Again, highlights the General Review Standards that must work together. Note that although there are only four boxes here, there are actually FIVE standards that align.
SOME DEPARTMENTS AND COURSES WILL STRUGGLE WITH 2.1. COURSES WE OFFER NOW WILL STRUGGLE.
Learning Outcomes<br />Studentswill<br />DO WHAT (how)<br />
SACS Criteria<br />CS 3.3.1 Institutional Effectiveness<br />The institutionidentifies expected outcomes for its educational programsand its administrative and educational support services;<br />assesses whether it achieves these outcomes;<br />andprovides evidence of improvement based on analysis of those results<br />
The QM Rubric <br />Eight General Standards: <br />Course Overview and Introduction<br />Learning Objectives / Outcomes (Competencies)<br />Assessment and Measurement<br />Resources and Materials<br />Learner Engagement<br />Course Technology<br />Learner Support<br />Accessibility<br />Key components must align.<br />Alignment:Critical course elements work together to ensure that students achieve the desired learning outcomes.<br />
Steps in Student Learning Outcomes Assessment<br />Define intended educational outcomes <br />Identify methods of measuring outcomes:<br />Where in the curriculum or program would we expect that learning to occur?<br />When and how data are collected<br />Administer assessments<br />Review results and use to make decisions regarding program improvement<br />Repeat assessments in subsequent cycles to track improvements, change, trends, relevancy<br />

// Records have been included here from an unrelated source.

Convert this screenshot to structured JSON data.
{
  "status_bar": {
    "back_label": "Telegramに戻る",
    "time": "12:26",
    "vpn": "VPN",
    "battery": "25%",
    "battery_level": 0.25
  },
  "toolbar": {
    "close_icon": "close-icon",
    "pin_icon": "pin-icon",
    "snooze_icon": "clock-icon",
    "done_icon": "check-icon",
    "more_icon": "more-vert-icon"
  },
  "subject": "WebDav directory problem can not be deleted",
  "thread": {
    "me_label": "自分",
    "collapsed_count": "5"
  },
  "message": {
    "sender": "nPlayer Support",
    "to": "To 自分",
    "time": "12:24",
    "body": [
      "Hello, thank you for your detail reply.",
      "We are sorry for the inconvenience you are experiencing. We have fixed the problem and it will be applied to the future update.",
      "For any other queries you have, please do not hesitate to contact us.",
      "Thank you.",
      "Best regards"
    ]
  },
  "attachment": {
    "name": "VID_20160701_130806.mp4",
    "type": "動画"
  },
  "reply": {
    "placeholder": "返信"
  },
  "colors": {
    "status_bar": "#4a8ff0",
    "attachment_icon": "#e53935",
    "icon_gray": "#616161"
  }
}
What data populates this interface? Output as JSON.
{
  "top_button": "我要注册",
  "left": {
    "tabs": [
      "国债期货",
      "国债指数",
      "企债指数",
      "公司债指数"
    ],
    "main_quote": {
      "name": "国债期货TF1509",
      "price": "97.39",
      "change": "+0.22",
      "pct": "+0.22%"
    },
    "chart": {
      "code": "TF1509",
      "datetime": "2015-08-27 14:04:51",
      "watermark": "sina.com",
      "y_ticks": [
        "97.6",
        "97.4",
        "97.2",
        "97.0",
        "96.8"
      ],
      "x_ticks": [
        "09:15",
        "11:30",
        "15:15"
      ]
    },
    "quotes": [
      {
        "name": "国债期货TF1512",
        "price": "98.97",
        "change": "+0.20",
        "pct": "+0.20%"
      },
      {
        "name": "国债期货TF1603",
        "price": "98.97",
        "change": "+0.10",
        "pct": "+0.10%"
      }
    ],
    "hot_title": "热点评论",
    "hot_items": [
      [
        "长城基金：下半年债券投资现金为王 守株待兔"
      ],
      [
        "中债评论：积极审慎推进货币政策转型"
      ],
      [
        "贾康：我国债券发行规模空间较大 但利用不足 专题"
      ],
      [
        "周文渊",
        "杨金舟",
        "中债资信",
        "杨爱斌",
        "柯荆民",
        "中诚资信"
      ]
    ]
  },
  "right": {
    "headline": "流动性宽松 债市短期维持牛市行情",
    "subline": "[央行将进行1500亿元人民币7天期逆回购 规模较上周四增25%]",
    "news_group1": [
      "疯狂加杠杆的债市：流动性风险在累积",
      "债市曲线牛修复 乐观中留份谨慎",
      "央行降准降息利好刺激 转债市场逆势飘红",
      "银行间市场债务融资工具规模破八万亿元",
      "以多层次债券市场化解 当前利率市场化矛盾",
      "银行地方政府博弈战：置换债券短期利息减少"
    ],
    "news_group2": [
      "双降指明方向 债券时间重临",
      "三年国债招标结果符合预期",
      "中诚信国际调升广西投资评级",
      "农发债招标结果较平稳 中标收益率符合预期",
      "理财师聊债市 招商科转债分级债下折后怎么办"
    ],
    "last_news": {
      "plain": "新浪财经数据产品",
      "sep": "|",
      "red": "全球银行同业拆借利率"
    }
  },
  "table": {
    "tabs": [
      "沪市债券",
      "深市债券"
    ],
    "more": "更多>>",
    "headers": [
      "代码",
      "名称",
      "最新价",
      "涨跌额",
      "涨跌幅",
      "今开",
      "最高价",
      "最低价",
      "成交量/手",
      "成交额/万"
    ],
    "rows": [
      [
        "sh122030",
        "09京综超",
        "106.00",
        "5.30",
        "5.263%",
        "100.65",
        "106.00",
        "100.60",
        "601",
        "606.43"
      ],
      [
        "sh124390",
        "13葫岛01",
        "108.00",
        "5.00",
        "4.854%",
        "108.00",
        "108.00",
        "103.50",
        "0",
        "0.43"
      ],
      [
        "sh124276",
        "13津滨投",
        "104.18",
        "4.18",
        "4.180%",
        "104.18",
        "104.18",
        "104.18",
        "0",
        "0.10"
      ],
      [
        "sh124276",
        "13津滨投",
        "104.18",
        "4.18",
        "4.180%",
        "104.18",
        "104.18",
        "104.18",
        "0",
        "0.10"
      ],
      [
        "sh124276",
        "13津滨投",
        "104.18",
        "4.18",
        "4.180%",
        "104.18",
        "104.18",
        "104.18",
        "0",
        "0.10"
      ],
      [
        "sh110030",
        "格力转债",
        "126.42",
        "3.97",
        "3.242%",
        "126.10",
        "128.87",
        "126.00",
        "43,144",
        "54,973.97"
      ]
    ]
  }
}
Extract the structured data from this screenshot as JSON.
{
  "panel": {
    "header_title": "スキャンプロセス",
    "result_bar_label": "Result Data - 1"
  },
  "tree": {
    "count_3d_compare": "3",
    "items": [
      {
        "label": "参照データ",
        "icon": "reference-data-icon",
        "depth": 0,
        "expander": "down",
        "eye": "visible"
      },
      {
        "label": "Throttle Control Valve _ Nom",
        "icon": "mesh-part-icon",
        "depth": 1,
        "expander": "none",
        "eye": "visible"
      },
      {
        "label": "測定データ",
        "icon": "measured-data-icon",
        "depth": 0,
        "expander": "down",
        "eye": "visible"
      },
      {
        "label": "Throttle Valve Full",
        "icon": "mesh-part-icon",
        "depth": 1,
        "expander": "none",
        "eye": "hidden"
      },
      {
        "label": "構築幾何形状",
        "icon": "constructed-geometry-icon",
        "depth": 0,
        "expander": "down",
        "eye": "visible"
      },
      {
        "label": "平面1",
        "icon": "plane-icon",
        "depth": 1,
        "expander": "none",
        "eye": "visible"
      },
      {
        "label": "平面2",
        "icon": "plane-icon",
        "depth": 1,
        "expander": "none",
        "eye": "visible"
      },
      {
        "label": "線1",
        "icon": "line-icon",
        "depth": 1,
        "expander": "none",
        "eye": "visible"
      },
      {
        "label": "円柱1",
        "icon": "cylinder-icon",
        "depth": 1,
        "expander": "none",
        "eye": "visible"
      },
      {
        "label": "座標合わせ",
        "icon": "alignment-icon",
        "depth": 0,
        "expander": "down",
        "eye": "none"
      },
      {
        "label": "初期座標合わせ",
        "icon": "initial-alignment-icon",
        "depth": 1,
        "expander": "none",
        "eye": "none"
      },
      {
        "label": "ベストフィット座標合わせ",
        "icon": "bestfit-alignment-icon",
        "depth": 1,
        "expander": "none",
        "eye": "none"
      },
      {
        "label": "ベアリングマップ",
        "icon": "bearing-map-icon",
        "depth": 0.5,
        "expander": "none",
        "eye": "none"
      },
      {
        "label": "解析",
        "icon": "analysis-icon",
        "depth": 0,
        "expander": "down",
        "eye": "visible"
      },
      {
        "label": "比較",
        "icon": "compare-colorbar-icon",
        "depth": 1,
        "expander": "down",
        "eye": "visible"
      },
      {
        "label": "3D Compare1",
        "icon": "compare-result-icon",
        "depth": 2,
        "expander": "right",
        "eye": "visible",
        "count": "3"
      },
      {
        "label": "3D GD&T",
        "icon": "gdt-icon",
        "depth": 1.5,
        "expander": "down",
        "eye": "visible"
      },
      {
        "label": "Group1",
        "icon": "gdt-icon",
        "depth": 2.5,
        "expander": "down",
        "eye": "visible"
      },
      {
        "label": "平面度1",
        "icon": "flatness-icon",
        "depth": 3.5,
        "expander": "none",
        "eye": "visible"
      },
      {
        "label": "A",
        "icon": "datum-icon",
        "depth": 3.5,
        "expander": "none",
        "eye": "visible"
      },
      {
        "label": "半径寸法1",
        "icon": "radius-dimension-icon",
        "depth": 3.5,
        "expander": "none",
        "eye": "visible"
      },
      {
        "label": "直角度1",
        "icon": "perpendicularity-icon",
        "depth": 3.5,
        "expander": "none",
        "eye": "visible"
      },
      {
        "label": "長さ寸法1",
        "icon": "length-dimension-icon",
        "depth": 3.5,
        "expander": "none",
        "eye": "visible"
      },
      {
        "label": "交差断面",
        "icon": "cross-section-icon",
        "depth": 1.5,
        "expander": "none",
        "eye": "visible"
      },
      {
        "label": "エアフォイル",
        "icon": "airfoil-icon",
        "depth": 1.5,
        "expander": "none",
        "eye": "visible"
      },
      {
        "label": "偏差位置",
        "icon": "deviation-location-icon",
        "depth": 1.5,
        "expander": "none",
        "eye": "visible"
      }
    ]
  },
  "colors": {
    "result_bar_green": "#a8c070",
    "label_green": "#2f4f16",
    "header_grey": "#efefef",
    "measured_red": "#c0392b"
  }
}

Questions<br />How many of you teach courses that are part of a program that has stated outcomes?<br />Do you know what these outcomes are?<br />Give Examples.<br />
Program Learning Outcomes<br />Think of the “ideal” students or graduates<br />What students must know?<br />What students can do?<br />What students care about (think)?<br />
Opportunities for Measuring Student Learning Outcomes<br />Capstone courses <br />Thesis/dissertation<br />Internships<br />Embedded in assignments/examinations in specific courses in the curriculum<br />Note: Programs do not have to measure every outcome every year using all students. A multi-year plan to assess specific outcomes on a staggered basis is more effective in terms of the reality of the time available and the capacity of the faculty to process the results and determine how to make improvements.<br />
Questions<br />How many of you have course learning outcomes mandated / required by your department?<br />Give Examples.<br />How many of you do not have these mandated course learning outcomes?<br />
Guidelines to Writing Learning Outcomes<br />Aligned with mission statements<br />Program level<br />Stated from student perspective<br />Intended learning outcomes (will)<br />Specific<br />Can be measured by multiple methods<br />
Student Learning Outcome Assessment Techniques<br />Direct<br />Indirect<br />Standardized tests<br />Performance on licensure or professional exams<br />Essays<br />Exhibits<br />Performances<br />Course assignments<br />Portfolios of work samples<br />Authentic assessments<br />Job placement rates<br />Student surveys<br />Graduate follow-ups<br />Focus groups<br />Exit interviews<br />